False Quotations

A unique feature of our textbook is the "Myths and Misinformation" box that appears in most chapters. Myths and misinformation often take the form of false quotations -- words that speakers or writers wrongly attribute to famous people. In his address to the House Democratic Caucus a week ago, President Obama said:
I have the great pleasure of having a really nice library at the White House. And I was tooling through some of the writings of some previous Presidents and I came upon this quote by Abraham Lincoln: “I am not bound to win, but I’m bound to be true. I’m not bound to succeed, but I’m bound to live up to what light I have.”
Lincoln never wrote those words. In an article on the NPR website, I explain that the president's speechwriter made an all-too-frequent error in using a Lincoln "quotation" without checking it. Public figures of all kinds -- Republicans and Democrats, liberals and conservatives -- have have passed along counterfeit Lincoln, usually without knowing it. President Reagan used the same 'bound to be true" line several times.
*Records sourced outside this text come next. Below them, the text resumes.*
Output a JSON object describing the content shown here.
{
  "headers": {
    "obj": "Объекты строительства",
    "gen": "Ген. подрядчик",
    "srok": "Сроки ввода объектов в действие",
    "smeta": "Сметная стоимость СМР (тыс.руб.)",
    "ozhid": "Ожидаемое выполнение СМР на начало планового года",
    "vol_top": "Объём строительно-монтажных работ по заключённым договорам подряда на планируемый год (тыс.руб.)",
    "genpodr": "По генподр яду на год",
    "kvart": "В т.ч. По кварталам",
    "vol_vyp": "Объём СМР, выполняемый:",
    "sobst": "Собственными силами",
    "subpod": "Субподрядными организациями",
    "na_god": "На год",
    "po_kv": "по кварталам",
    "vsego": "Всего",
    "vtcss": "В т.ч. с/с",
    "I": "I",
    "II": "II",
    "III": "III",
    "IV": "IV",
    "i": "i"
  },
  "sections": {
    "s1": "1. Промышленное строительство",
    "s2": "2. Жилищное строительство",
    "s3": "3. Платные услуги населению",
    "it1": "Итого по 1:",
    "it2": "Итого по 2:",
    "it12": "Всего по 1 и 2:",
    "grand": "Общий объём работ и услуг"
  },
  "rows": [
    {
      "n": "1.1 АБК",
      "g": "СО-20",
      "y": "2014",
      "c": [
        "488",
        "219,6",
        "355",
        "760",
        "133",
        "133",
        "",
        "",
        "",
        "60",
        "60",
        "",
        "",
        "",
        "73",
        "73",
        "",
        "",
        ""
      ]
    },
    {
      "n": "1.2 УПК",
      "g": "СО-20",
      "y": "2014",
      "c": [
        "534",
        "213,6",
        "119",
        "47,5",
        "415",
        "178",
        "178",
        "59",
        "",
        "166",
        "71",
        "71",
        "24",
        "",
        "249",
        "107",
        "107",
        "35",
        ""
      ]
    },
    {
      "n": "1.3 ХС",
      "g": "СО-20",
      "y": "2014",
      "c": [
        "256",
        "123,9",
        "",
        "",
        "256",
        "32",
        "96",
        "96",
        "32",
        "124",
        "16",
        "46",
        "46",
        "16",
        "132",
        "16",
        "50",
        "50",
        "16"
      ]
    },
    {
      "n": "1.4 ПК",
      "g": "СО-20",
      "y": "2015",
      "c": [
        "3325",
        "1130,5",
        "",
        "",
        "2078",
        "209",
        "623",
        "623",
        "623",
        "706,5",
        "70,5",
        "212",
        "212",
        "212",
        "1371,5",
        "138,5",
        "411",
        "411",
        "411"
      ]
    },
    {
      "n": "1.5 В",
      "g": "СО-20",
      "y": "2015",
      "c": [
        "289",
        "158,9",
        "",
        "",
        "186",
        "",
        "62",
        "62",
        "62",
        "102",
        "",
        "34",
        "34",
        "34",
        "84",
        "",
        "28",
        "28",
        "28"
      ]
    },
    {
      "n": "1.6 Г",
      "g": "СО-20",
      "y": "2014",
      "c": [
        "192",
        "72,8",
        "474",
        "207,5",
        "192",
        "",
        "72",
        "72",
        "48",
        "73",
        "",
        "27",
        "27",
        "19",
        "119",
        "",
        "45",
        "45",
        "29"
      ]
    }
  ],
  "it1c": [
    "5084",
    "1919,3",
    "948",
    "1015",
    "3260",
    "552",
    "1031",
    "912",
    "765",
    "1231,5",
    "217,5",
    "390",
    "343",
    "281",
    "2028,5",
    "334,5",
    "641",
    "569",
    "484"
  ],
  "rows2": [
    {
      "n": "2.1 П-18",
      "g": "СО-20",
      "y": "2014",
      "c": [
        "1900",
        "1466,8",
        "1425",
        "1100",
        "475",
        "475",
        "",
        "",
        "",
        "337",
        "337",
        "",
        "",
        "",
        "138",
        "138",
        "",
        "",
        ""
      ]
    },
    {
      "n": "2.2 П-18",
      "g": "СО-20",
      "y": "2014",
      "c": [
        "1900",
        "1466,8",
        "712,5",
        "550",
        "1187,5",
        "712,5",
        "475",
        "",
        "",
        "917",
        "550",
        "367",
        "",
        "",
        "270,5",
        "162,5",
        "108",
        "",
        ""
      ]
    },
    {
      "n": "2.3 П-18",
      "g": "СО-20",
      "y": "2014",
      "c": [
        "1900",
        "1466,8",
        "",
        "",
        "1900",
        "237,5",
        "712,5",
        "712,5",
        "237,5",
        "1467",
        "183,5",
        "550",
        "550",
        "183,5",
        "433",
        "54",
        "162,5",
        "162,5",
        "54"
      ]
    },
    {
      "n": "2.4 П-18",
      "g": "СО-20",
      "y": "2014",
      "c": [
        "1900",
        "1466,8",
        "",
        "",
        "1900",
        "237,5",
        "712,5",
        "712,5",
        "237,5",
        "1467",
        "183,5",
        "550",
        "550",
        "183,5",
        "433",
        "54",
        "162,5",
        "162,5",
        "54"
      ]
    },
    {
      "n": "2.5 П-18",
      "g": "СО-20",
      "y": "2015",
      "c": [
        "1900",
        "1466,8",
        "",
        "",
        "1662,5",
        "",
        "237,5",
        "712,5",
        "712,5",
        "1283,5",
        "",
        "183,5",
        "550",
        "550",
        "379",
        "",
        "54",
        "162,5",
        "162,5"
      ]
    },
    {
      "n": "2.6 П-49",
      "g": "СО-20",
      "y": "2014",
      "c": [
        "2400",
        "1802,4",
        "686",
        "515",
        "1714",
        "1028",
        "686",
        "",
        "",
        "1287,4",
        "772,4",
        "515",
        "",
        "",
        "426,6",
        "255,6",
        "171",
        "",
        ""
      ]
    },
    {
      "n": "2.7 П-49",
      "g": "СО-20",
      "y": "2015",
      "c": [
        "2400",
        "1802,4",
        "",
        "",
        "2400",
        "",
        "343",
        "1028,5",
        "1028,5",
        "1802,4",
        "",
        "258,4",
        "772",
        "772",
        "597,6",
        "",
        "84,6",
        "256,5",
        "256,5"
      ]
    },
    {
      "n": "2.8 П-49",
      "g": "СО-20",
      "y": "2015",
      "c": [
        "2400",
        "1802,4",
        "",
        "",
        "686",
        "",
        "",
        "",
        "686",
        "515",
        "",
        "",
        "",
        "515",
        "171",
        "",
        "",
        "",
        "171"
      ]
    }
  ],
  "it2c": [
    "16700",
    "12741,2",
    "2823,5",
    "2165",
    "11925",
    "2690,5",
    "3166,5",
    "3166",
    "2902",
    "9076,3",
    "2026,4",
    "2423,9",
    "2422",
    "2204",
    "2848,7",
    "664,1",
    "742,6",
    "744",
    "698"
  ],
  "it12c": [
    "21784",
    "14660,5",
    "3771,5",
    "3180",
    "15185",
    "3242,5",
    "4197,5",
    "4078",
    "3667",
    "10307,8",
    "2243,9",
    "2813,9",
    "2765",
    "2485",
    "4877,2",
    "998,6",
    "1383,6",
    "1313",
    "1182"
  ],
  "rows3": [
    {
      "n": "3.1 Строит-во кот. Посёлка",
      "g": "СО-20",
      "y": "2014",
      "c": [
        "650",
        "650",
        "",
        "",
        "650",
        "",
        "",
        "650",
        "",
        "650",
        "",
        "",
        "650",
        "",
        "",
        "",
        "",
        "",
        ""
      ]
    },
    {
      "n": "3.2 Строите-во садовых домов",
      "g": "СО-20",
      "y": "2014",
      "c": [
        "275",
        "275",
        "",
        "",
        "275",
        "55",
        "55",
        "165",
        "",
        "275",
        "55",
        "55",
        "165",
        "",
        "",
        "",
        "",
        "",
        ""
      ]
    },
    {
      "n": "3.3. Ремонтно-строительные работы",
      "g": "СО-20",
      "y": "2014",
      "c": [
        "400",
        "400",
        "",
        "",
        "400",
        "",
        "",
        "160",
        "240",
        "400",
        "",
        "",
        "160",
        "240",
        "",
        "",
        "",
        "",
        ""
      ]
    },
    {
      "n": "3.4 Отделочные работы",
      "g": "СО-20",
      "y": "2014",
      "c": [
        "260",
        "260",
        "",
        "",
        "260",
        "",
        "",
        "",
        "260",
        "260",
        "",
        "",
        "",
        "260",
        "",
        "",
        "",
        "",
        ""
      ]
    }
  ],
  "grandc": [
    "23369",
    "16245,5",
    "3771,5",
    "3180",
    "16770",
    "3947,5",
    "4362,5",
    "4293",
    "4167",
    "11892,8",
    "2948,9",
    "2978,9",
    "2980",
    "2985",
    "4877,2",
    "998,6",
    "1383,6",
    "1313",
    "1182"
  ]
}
For anyone interested in following up, the Lincoln papers are searchable at these sites:
Nothing like the “bound to be true" line appears. So who actually invented the line? Apparently, it was someone writing in the early 20th century: